Dr. Gwen Adshead offers an honest and profound look at what it takes to unpack violence in individual situations rather than from statistics, and how the work she puts into it teaches her about her own mind and emotions too.
The Devil You Know: Stories of Human Cruelty and Compassion by Dr. Gwen Adshead & Eileen Horne, Scribner
One of literature's greatest powers is its ability to put us in someone else's shoes, where, poetically, we can glimpse another shade of experience in the gradient of human life. I fear that if we aren't actively interested in learning about other people's lives and experiences, the world starts looking a little too black and white, good and bad, right and wrong.
When someone does do wrong, others hope for the wrongdoer's punishment to alleviate their pain and set an example to prevent other injustices. While we can read plenty about how the criminal justice system is controversial, criminals themselves are more difficult to understand and to be open to understanding. In The Devil You Know, authors Dr. Gwen Adshead and Eileen Horne eloquently and accessibly describe the complexity of the human brain as well as Adshead's own experiences as a forensic psychiatrist and psychotherapist in the UK, providing therapy to criminals.

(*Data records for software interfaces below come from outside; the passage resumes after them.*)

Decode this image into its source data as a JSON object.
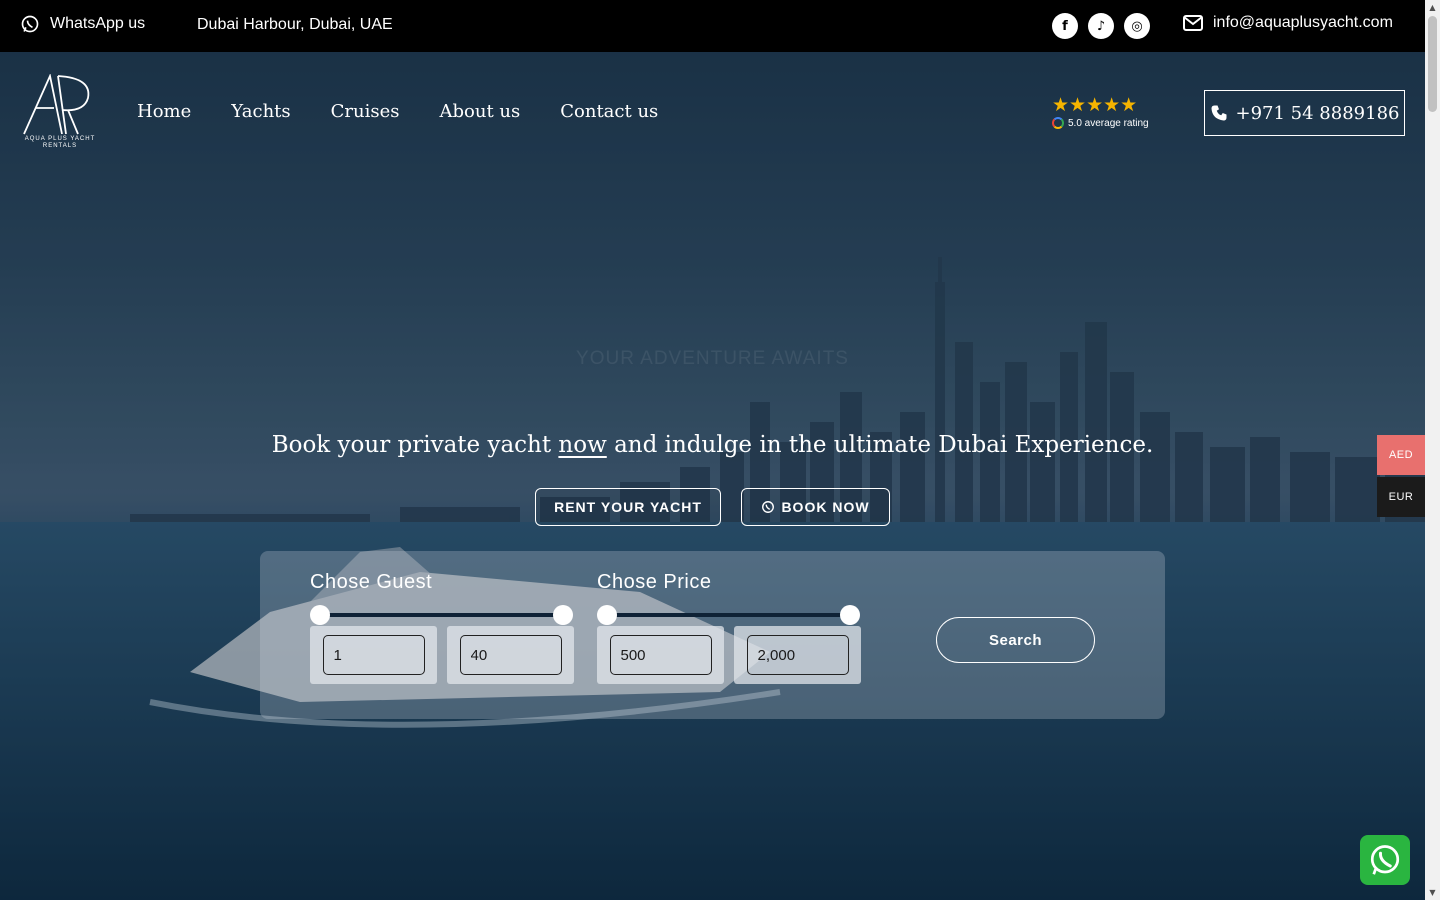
{
  "topbar": {
    "whatsapp_label": "WhatsApp us",
    "location": "Dubai Harbour, Dubai, UAE",
    "socials": [
      {
        "icon": "facebook-icon",
        "glyph": "f"
      },
      {
        "icon": "tiktok-icon",
        "glyph": "♪"
      },
      {
        "icon": "instagram-icon",
        "glyph": "◎"
      }
    ],
    "email": "info@aquaplusyacht.com"
  },
  "header": {
    "logo_text": "AQUA PLUS YACHT RENTALS",
    "nav": [
      "Home",
      "Yachts",
      "Cruises",
      "About us",
      "Contact us"
    ],
    "rating": {
      "stars": "★★★★★",
      "text": "5.0 average rating",
      "value": 5.0
    },
    "phone": "+971 54 8889186"
  },
  "hero": {
    "tagline": "YOUR ADVENTURE AWAITS",
    "headline_before": "Book your private yacht ",
    "headline_link": "now",
    "headline_after": " and indulge in the ultimate Dubai Experience.",
    "cta_rent": "RENT YOUR YACHT",
    "cta_book": "BOOK NOW"
  },
  "search": {
    "guest_label": "Chose Guest",
    "guest_min": "1",
    "guest_max": "40",
    "price_label": "Chose Price",
    "price_min": "500",
    "price_max": "2,000",
    "button": "Search"
  },
  "currency": {
    "active": "AED",
    "other": "EUR"
  },
  "colors": {
    "topbar": "#000000",
    "accent_currency": "#e8706e",
    "whatsapp": "#2ab540",
    "stars": "#f5b400"
  }
}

Over the years, I've come to think of my patients as survivors of a disaster, where they are the disaster and my colleagues and I are the first responders.
The Devil You Know will completely transform your experience of watching and reading true crime stories–unraveling a murder mystery plot pales in comparison to unraveling the experiences and thought processes of a human being. By beginning with Adshead’s earliest days learning and practicing psychotherapy, the reader will likely see their own qualms and questions mirrored in her storytelling as she eases into the experience of speaking to and treating criminals. With each new patient and the progress she makes with them, it’s clear how individually each situation must be handled and the great amount of time and learning that Adshead and other psychotherapists must put into the practice.
We learn about the often traumatic pasts of a handful of Adshead’s patients including a depressed and insomniac man named Tony, an East African man with paranoia and PTSD named Gabriel, and a suicidal Muslim woman named Zahra as we see Adshead lead them towards hopeful futures. While it may be correct to say these people are serial killers, murderers, arsonists, stalkers, and otherwise, these criminals are much more than their crimes, and I'm thankful that Dr. Adshead shares their and her own vulnerabilities with us.
Adshead points out the positives of psychiatric hospitals and the various treatments possible as more just alternatives to the excessive sentencing and charging practices that currently exist. Excessive is not a dramatic choice of words either, since the U.S. jail population has tripled since the 1980s. We get a first-hand look at the blindspots in the criminal justice and healthcare systems when it comes to equality and inclusivity. For example, when assessing a Jamaican woman with paranoia and schizophrenia:
Ascribing mental illness as a motive for murder may be the easiest response in a society that is ambivalent about women’s capacity for violence and wants to both condemn and excuse it in a way that doesn’t happen for men. It struck me that the psychiatrists who had examined Kezia after her arrest had probably focused on her obvious symptoms of mental illness, and not so much on her psychological experiences as a young woman who’d migrated from another country and culture.
Adshead offers an honest and profound look at what it takes to unpack violence in individual situations rather than from statistics, and how the work she puts into it teaches her about her own mind and emotions too. Pick up The Devil You Know the same way we should strive to approach anyone no matter their background–with curiosity rather than contentiousness.